|International Classification||B07C3/02, B07C1/02|
|Cooperative Classification||Y10S209/90, B07C1/025, B07C3/02|
|European Classification||B07C1/02C, B07C3/02|
|Apr 17, 1986||AS||Assignment|
Owner name: HBS, 25, RUE DE CHONY 26500 BOURG LES VALENCE, FRA
Free format text: ASSIGNMENT OF ASSIGNORS INTEREST.;ASSIGNOR:PAVIE, CLAUDE;REEL/FRAME:004535/0175
Effective date: 19841115
|Dec 28, 1989||FPAY||Fee payment|
Year of fee payment: 4
|Jan 3, 1994||FPAY||Fee payment|
Year of fee payment: 8
|Feb 19, 1998||REMI||Maintenance fee reminder mailed|
|Jul 19, 1998||LAPS||Lapse for failure to pay maintenance fees|

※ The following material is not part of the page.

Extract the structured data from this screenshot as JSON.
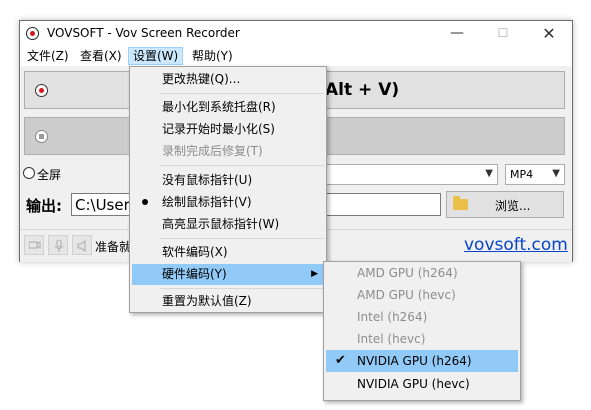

|Sep 29, 1998||FP||Expired due to failure to pay maintenance fee|
Effective date: 19980722